● **Given information**:
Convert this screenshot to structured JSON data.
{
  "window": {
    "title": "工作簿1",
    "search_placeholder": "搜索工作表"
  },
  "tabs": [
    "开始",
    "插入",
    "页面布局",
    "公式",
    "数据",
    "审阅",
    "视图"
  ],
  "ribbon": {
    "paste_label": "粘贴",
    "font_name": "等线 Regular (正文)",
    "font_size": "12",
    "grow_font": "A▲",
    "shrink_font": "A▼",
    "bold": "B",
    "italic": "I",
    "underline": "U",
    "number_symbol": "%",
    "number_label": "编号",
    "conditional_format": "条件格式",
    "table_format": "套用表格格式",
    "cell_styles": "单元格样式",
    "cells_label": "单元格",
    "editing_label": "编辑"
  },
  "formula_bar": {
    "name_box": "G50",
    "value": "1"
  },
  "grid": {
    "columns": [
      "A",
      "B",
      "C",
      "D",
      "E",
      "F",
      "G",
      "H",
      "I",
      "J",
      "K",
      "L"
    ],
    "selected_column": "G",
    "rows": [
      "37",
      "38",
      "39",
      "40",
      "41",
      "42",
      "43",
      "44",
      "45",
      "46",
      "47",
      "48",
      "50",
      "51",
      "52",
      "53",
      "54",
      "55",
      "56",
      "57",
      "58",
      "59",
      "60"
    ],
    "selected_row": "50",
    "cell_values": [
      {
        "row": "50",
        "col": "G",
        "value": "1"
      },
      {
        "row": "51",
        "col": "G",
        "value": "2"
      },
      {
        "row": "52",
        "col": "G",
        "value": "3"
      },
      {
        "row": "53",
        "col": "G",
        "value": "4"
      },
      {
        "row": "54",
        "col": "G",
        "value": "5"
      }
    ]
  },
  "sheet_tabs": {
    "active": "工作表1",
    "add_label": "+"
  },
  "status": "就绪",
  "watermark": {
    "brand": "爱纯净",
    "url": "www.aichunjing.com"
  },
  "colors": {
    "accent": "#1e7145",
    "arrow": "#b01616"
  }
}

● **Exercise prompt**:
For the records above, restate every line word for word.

● **Response to this exercise**:
Convert this screenshot to structured JSON data.
{
  "window": {
    "title": "工作簿1",
    "search_placeholder": "搜索工作表"
  },
  "tabs": [
    "开始",
    "插入",
    "页面布局",
    "公式",
    "数据",
    "审阅",
    "视图"
  ],
  "ribbon": {
    "paste_label": "粘贴",
    "font_name": "等线 Regular (正文)",
    "font_size": "12",
    "grow_font": "A▲",
    "shrink_font": "A▼",
    "bold": "B",
    "italic": "I",
    "underline": "U",
    "number_symbol": "%",
    "number_label": "编号",
    "conditional_format": "条件格式",
    "table_format": "套用表格格式",
    "cell_styles": "单元格样式",
    "cells_label": "单元格",
    "editing_label": "编辑"
  },
  "formula_bar": {
    "name_box": "G50",
    "value": "1"
  },
  "grid": {
    "columns": [
      "A",
      "B",
      "C",
      "D",
      "E",
      "F",
      "G",
      "H",
      "I",
      "J",
      "K",
      "L"
    ],
    "selected_column": "G",
    "rows": [
      "37",
      "38",
      "39",
      "40",
      "41",
      "42",
      "43",
      "44",
      "45",
      "46",
      "47",
      "48",
      "50",
      "51",
      "52",
      "53",
      "54",
      "55",
      "56",
      "57",
      "58",
      "59",
      "60"
    ],
    "selected_row": "50",
    "cell_values": [
      {
        "row": "50",
        "col": "G",
        "value": "1"
      },
      {
        "row": "51",
        "col": "G",
        "value": "2"
      },
      {
        "row": "52",
        "col": "G",
        "value": "3"
      },
      {
        "row": "53",
        "col": "G",
        "value": "4"
      },
      {
        "row": "54",
        "col": "G",
        "value": "5"
      }
    ]
  },
  "sheet_tabs": {
    "active": "工作表1",
    "add_label": "+"
  },
  "status": "就绪",
  "watermark": {
    "brand": "爱纯净",
    "url": "www.aichunjing.com"
  },
  "colors": {
    "accent": "#1e7145",
    "arrow": "#b01616"
  }
}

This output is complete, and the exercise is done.